  1. Don't Drink the Water (Dave Matthews Band song)
  2. Stay or Leave
  3. Funny the Way It Is (Dave Matthews Band song)
  4. So Damn Lucky
  5. Samurai Cop (Dave Matthews Band song)
  6. Grey Street (Dave Matthews Band song)
  7. Mercy (Dave Matthews Band song, with Rashawn Ross)
  8. Satellite (Dave Matthews Band song, with Rashawn Ross & Ben the Sax Guy)
  9. Save Me (with Rashawn Ross & Ben the Sax Guy)
  10. Some Devil
  11. Dancing Nancies (Dave Matthews Band song)
  1. Waste (Phish cover by Dave Matthews and Trey Anastasio)
  2. The Maker (Daniel Lanois cover by Dave Matthews, the Trey Anastasio Band, Aaron Neville, Rashawn Ross & Ben the Sax Guy)
  3. Iko Iko (The Dixie Cups cover by Dave Matthews, the Trey Anastasio Band, Aaron Neville, Rashawn Ross & Ben the Sax Guy)
  4. (I Want to Take You) Higher (Sly & The Family Stone cover by Dave Matthews, the Trey Anastasio Band, Aaron Neville, Rashawn Ross & Ben the Sax Guy)

Monday, January 1, 2018

Joseph Arthur at City Winery

 In his early teens in Akron, Ohio, Joseph Arthur inherited an electronic keyboard from his aunt and began writing and playing music. At age 16, he played bass in a blues band called Frankie Starr & the Chill Factor. In the early 1990s, Arthur relocated to Atlanta, Georgia, and sold guitars at a musical instruments store by day and played local clubs and recorded home demos by night. One demo caught the attention of Peter Gabriel, who then helped launch Arthur's career by financing Arthur's debut album. Arthur has played in several short-lived and commercially unsuccessful supergroups: Holding the Void with Pat Sansone of Wilco and the Autumn Defense in 2002-2003, Fistful of Mercy with Ben Harper and Dhani Harrison in 2010, and RNDM with Pearl Jam's Jeff Ament in 2012. Arthur is also a painter and designer, and in 2006 published a visual collection of his artworks in a book entitled We Almost Made It. Arthur's 14th and most recent album, The Family, was released on June 3, 2016.

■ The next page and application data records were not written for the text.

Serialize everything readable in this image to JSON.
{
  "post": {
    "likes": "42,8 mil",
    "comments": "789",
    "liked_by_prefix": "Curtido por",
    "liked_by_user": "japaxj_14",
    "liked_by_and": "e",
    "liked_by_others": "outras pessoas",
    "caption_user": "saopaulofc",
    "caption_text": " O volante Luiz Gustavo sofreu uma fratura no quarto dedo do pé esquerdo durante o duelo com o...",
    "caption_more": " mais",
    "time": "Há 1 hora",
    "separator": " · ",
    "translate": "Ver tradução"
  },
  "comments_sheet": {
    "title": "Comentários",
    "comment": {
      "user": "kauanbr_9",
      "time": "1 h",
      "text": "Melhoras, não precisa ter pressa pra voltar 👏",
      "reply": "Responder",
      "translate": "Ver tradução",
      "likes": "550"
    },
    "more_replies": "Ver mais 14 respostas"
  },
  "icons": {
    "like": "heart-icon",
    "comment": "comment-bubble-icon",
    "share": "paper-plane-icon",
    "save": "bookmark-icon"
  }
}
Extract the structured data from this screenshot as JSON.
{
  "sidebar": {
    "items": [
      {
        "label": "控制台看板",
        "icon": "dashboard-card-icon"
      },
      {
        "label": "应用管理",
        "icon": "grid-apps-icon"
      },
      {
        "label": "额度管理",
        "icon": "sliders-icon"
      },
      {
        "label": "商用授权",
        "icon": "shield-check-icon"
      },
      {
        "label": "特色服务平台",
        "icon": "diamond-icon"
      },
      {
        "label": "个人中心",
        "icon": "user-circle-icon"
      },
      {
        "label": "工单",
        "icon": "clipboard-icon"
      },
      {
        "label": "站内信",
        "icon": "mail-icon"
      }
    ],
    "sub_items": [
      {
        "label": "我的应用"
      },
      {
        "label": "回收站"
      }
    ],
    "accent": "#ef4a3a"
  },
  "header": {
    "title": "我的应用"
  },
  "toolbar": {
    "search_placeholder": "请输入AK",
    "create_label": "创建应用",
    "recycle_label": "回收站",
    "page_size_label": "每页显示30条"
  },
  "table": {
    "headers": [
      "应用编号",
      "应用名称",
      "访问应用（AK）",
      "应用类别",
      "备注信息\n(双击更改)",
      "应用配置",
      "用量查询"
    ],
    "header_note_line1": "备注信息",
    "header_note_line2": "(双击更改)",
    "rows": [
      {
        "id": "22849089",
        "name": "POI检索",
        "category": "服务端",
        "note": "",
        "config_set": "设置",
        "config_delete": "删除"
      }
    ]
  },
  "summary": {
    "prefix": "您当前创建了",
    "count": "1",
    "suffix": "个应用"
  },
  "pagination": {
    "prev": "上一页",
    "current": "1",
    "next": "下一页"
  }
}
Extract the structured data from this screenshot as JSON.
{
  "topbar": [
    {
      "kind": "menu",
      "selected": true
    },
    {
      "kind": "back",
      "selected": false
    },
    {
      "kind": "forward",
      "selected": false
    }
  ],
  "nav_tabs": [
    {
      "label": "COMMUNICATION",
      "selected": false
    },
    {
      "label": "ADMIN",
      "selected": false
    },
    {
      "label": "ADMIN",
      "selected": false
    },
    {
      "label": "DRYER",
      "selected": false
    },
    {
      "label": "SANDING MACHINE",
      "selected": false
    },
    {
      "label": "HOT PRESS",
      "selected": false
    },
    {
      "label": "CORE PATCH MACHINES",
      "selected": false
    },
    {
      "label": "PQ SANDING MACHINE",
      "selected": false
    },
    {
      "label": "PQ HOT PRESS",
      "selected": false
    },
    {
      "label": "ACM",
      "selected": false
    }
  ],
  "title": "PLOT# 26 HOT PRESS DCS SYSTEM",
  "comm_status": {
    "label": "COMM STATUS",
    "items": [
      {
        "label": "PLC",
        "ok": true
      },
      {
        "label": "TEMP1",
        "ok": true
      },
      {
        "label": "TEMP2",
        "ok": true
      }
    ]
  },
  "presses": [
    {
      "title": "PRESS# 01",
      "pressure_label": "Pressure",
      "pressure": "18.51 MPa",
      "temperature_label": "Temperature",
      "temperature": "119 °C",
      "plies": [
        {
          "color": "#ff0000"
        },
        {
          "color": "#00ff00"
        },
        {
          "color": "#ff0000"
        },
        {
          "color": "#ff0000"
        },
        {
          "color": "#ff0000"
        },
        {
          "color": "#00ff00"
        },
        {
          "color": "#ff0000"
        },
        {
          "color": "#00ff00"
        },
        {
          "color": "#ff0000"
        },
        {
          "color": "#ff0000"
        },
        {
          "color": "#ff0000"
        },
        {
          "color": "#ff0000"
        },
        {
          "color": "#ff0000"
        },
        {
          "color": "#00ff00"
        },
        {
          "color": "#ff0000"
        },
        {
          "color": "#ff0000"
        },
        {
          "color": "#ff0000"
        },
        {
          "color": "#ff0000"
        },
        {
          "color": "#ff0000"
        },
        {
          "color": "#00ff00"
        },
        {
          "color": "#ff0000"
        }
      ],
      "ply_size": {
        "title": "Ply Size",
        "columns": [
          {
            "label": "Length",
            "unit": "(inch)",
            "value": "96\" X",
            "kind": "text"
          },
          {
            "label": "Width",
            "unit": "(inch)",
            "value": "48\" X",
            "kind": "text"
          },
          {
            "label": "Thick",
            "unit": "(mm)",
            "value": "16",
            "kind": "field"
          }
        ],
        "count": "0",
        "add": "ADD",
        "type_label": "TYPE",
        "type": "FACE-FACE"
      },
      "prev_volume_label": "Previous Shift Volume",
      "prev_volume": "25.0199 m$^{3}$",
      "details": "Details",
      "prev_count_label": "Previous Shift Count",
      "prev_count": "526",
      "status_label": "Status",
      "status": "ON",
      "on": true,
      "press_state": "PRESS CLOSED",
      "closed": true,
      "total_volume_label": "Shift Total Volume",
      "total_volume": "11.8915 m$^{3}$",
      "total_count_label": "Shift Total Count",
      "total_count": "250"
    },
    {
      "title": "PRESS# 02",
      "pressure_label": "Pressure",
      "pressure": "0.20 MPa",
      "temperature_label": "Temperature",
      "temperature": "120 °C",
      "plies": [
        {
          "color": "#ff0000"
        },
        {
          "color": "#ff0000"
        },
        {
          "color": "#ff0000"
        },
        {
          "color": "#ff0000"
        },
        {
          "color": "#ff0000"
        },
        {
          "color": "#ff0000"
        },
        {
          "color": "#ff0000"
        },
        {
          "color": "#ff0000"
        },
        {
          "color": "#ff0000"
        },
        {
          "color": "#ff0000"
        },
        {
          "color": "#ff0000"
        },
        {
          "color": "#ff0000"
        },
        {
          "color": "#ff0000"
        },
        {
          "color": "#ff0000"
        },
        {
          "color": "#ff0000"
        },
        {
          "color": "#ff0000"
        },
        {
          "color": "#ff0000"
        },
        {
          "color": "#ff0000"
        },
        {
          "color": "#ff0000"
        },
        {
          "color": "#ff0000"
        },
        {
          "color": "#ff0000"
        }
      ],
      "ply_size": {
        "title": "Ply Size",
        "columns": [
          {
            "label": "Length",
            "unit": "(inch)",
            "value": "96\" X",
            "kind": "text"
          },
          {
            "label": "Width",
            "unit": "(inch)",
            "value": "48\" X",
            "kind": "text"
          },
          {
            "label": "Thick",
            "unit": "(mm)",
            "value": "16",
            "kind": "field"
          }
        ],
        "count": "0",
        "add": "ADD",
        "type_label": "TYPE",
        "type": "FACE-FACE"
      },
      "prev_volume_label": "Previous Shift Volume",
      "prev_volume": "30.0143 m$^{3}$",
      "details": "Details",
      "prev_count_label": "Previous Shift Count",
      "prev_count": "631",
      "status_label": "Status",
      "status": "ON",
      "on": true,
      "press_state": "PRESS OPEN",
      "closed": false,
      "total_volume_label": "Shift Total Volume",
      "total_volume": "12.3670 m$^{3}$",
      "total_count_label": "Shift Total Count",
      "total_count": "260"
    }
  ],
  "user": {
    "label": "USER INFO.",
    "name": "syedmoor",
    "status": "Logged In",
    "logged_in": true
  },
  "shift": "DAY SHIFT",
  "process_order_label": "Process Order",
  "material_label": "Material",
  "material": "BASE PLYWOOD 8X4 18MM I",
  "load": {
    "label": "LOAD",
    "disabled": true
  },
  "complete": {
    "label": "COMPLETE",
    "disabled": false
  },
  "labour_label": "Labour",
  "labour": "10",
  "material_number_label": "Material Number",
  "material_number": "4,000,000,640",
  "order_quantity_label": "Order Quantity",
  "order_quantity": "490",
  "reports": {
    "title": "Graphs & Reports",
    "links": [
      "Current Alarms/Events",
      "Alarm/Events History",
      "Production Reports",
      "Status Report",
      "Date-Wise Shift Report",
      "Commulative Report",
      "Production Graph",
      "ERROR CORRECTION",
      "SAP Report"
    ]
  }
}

Returning to City Winery for his eighth annual New Year's Night residency, the Brooklyn-based Arthur once again played solo. In past performances he built his songs by looping guitar, percussion and vocal lines live, but this time almost all the tracks were pre-looped. Nevertheless, he ingeniously created a layered sonic palette by singing and playing guitar along with and adding to the prerecorded tracks. His lyrics were poetic, often brooding introspectively with emotional and spiritual struggles, and he sang them with brawny confidence, sometimes harmonizing with himself via loop effects. On this particular evening, Arthur was especially jovial, charmingly engaging his audience with amusing banter between songs. Arthur also drew on a canvas, saying he hoped to sell the painting so he could use the money to escape the cold and fly to Mexico. Arthur's performance was unique and splendid, a terrific model for how to stage a one-person show imaginatively.

Visit Joseph Arthur at